■ PROBLEM
Scan the records for the line containing "What's the underlying". From there through the last line, write out each line exactly.
━━ ENTRIES PROVIDED ━━
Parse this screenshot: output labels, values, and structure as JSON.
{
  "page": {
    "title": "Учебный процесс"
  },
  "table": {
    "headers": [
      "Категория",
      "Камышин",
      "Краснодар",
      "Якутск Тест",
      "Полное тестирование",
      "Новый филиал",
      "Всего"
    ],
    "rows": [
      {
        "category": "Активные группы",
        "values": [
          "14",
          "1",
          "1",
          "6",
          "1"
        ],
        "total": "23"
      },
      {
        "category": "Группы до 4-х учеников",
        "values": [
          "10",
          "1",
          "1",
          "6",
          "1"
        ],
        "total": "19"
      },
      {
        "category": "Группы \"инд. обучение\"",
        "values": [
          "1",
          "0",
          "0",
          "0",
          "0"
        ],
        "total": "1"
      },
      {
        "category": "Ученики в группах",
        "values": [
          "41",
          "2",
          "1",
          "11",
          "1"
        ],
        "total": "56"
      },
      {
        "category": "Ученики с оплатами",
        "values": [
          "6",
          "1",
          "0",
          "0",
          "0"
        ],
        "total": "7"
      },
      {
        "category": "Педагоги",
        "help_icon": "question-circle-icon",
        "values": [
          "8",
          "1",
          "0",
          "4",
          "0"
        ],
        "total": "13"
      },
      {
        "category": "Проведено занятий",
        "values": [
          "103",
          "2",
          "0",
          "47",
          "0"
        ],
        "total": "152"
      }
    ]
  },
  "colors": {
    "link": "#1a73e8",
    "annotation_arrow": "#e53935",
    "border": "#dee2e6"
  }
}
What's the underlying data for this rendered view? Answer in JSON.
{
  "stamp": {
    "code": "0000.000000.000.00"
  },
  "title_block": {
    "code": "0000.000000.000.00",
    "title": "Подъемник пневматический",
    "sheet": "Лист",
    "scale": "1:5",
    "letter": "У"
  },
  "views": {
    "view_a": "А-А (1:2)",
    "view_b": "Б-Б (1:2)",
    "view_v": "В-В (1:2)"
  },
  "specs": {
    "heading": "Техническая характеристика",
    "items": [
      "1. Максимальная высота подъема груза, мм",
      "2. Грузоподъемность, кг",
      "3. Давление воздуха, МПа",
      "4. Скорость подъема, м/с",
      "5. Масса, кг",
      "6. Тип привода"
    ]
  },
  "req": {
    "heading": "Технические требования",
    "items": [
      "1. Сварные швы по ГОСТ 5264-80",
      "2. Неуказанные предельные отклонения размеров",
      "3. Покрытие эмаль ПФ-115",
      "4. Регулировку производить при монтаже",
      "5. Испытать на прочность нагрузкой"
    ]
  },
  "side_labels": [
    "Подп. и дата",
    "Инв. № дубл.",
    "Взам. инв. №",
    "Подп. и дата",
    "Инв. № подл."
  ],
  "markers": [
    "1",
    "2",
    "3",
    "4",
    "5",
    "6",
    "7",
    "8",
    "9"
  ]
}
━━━
■ TASK RESPONSE
What's the underlying data for this rendered view? Answer in JSON.
{
  "stamp": {
    "code": "0000.000000.000.00"
  },
  "title_block": {
    "code": "0000.000000.000.00",
    "title": "Подъемник пневматический",
    "sheet": "Лист",
    "scale": "1:5",
    "letter": "У"
  },
  "views": {
    "view_a": "А-А (1:2)",
    "view_b": "Б-Б (1:2)",
    "view_v": "В-В (1:2)"
  },
  "specs": {
    "heading": "Техническая характеристика",
    "items": [
      "1. Максимальная высота подъема груза, мм",
      "2. Грузоподъемность, кг",
      "3. Давление воздуха, МПа",
      "4. Скорость подъема, м/с",
      "5. Масса, кг",
      "6. Тип привода"
    ]
  },
  "req": {
    "heading": "Технические требования",
    "items": [
      "1. Сварные швы по ГОСТ 5264-80",
      "2. Неуказанные предельные отклонения размеров",
      "3. Покрытие эмаль ПФ-115",
      "4. Регулировку производить при монтаже",
      "5. Испытать на прочность нагрузкой"
    ]
  },
  "side_labels": [
    "Подп. и дата",
    "Инв. № дубл.",
    "Взам. инв. №",
    "Подп. и дата",
    "Инв. № подл."
  ],
  "markers": [
    "1",
    "2",
    "3",
    "4",
    "5",
    "6",
    "7",
    "8",
    "9"
  ]
}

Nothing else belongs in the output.